[Problem requirements] Every line below that holds the string "税区分の設定" should be copied.

[Task material]
============================================================
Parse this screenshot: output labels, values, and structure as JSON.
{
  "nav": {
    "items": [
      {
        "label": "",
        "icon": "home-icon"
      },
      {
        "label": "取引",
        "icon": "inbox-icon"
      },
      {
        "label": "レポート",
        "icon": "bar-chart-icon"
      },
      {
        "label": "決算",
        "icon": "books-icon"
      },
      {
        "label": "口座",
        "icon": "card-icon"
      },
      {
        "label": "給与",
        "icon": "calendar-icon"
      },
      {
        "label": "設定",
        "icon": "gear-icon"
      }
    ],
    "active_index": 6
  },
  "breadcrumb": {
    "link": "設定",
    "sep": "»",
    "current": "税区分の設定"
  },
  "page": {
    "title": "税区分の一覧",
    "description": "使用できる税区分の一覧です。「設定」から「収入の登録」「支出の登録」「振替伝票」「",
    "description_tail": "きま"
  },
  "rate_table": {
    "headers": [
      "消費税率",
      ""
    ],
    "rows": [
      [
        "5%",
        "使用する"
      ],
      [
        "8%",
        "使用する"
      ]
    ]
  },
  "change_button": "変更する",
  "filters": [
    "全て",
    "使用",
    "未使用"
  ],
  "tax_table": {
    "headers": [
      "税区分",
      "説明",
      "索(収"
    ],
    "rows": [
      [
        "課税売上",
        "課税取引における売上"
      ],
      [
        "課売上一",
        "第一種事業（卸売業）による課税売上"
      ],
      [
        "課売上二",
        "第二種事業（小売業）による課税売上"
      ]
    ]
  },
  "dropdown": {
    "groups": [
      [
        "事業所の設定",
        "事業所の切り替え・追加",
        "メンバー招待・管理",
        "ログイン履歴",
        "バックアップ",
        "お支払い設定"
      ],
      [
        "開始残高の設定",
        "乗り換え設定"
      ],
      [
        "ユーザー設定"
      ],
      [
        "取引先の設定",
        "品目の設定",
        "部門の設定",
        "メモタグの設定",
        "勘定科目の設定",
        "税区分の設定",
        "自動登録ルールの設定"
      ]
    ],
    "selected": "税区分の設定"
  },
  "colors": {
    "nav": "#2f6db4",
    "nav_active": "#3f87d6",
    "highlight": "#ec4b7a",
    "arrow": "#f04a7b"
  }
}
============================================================
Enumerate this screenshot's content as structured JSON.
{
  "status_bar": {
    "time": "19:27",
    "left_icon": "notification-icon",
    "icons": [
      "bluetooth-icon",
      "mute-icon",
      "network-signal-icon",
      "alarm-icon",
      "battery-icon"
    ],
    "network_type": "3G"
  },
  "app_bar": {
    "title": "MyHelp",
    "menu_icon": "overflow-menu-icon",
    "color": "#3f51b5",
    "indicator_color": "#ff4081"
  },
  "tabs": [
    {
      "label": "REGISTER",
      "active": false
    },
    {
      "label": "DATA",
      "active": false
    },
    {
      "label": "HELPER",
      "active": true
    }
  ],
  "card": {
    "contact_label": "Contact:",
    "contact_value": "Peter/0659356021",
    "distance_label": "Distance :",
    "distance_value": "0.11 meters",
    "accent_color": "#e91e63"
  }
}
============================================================
[Solution to this task]
    "current": "税区分の設定"
        "税区分の設定",
    "selected": "税区分の設定"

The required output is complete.